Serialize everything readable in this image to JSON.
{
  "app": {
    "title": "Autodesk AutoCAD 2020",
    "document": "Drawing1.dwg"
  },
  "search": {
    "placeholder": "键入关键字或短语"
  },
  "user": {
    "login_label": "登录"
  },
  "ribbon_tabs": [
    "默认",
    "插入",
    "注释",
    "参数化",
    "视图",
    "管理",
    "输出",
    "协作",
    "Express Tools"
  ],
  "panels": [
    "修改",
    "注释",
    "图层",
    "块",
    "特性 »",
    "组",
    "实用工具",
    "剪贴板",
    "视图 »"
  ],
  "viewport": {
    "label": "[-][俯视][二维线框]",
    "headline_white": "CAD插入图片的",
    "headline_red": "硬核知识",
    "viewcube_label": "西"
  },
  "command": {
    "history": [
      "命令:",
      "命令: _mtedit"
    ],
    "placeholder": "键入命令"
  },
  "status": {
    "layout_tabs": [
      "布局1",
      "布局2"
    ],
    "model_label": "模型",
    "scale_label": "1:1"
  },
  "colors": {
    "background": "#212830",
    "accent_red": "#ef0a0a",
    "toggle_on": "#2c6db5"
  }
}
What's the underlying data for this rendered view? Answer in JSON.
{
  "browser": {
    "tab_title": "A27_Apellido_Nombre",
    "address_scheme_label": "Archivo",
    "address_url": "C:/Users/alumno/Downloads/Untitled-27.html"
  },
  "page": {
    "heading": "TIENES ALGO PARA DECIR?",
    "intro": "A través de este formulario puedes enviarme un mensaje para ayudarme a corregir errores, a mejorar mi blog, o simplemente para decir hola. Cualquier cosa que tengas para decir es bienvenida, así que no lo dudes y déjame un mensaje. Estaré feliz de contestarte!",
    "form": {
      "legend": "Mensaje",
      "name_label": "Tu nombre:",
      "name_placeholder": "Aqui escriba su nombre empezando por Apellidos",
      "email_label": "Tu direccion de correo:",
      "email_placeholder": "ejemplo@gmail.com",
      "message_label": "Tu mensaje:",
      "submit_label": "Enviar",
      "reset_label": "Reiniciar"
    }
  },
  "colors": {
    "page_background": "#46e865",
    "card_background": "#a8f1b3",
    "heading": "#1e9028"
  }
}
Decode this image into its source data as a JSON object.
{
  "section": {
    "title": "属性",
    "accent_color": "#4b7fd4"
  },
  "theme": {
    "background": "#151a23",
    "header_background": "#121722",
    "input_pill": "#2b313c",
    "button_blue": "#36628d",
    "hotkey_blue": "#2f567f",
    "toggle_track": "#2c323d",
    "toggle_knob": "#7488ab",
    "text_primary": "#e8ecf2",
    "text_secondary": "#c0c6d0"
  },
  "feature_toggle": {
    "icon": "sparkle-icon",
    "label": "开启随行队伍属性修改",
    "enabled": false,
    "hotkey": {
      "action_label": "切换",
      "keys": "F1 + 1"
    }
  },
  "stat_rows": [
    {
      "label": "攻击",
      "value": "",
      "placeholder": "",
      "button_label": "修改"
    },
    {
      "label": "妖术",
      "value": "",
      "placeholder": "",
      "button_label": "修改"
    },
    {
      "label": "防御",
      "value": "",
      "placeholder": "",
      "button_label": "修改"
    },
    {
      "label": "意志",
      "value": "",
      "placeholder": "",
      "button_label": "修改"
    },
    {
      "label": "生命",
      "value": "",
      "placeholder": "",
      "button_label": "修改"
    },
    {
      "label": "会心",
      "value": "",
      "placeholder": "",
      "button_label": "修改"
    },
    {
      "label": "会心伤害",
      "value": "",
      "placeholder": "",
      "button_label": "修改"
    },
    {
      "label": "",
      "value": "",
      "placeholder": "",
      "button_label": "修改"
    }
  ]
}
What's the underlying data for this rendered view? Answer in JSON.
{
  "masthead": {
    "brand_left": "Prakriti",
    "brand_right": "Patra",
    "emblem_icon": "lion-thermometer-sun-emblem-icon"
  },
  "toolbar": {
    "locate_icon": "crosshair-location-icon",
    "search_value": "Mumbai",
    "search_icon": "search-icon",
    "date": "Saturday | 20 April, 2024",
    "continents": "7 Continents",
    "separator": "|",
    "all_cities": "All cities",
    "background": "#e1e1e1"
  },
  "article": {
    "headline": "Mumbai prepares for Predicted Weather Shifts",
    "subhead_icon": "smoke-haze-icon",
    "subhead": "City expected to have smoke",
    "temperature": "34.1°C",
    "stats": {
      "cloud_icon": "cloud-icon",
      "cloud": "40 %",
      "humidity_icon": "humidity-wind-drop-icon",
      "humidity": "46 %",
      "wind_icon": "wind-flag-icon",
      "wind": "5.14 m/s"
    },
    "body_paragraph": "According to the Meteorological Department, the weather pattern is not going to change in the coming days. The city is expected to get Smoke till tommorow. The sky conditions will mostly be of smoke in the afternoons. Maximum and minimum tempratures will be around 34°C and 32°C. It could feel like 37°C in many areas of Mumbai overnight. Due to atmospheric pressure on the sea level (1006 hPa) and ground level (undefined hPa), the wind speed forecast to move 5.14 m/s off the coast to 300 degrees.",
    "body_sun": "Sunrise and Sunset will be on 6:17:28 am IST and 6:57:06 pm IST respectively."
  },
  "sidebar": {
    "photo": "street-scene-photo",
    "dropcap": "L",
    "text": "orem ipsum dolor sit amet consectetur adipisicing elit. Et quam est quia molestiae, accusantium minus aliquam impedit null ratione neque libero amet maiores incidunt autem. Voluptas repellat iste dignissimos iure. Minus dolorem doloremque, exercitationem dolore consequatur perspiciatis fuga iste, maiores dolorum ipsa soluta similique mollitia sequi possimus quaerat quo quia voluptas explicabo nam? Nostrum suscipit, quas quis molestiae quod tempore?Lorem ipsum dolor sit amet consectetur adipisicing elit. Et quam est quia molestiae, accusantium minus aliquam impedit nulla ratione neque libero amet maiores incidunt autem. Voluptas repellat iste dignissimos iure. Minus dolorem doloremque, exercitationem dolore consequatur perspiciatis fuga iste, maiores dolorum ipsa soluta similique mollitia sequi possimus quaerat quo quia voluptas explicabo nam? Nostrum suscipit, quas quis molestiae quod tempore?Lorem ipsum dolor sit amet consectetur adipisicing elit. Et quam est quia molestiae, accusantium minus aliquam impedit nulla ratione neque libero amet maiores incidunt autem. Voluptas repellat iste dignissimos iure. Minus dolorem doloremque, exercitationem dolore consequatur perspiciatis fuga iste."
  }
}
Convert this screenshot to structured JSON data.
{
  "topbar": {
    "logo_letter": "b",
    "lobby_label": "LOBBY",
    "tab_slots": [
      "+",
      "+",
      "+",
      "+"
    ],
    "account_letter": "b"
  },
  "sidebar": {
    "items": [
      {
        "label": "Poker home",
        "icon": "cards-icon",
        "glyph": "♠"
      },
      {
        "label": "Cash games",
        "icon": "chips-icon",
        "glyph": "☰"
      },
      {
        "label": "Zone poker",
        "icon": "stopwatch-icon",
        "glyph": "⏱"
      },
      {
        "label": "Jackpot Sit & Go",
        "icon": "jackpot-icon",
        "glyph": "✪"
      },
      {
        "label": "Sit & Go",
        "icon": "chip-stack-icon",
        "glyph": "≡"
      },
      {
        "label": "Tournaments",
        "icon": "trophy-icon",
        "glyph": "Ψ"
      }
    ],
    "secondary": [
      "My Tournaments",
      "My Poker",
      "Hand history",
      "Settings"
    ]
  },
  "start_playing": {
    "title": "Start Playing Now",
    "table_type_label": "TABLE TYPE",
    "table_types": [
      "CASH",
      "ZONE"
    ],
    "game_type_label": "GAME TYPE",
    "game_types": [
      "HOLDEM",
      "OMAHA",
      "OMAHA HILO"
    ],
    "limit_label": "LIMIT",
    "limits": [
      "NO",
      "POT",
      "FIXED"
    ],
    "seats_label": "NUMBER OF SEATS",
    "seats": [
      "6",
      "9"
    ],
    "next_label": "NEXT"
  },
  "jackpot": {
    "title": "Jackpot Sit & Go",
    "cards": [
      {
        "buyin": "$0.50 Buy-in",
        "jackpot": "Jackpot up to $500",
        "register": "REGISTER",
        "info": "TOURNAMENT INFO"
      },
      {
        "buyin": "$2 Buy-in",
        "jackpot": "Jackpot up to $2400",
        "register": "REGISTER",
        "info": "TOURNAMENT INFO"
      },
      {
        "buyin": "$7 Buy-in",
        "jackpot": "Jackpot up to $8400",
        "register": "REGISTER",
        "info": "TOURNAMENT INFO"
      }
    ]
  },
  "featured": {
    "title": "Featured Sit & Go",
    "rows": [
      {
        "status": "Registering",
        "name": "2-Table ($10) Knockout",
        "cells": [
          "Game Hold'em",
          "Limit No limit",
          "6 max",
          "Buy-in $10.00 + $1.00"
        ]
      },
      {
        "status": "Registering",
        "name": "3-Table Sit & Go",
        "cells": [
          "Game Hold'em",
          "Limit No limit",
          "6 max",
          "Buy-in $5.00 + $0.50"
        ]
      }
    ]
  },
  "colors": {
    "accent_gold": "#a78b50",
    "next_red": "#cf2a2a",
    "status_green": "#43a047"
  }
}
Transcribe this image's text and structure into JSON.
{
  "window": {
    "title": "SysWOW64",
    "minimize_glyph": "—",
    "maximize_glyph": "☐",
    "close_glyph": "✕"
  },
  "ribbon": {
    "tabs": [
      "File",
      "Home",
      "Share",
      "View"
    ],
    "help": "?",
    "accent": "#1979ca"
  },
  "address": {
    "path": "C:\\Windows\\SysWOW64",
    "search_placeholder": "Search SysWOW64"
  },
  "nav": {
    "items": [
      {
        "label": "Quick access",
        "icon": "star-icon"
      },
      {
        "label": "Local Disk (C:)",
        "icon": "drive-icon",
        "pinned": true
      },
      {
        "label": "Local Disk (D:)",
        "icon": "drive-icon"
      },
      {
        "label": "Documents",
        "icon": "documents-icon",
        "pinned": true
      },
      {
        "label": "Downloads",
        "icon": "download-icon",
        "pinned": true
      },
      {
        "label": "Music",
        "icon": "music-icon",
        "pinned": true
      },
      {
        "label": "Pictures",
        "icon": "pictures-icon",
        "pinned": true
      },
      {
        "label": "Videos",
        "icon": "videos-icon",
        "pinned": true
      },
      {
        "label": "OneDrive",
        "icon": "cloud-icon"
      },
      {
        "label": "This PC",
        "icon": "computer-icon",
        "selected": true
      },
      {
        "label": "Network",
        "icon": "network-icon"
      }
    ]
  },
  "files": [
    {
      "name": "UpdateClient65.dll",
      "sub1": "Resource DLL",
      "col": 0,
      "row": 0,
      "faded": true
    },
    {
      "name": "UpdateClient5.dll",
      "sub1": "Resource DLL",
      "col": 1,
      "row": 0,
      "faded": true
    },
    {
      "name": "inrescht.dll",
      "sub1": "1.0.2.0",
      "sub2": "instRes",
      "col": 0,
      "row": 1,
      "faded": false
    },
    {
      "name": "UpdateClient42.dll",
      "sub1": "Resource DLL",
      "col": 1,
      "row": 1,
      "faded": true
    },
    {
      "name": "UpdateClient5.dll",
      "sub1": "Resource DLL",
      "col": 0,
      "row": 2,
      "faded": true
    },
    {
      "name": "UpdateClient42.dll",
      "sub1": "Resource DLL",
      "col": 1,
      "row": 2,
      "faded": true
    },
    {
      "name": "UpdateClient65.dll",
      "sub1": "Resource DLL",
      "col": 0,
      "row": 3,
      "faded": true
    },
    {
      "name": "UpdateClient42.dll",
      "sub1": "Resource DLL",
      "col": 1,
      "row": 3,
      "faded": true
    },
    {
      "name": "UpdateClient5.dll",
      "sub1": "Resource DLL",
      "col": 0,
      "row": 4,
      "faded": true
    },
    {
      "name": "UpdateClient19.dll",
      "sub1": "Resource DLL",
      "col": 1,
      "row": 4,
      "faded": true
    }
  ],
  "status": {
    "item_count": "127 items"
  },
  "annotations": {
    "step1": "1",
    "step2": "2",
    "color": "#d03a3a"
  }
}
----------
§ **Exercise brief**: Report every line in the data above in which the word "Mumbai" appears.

§ **Response to this task**:
    "search_value": "Mumbai",
    "headline": "Mumbai prepares for Predicted Weather Shifts",
    "body_paragraph": "According to the Meteorological Department, the weather pattern is not going to change in the coming days. The city is expected to get Smoke till tommorow. The sky conditions will mostly be of smoke in the afternoons. Maximum and minimum tempratures will be around 34°C and 32°C. It could feel like 37°C in many areas of Mumbai overnight. Due to atmospheric pressure on the sea level (1006 hPa) and ground level (undefined hPa), the wind speed forecast to move 5.14 m/s off the coast to 300 degrees.",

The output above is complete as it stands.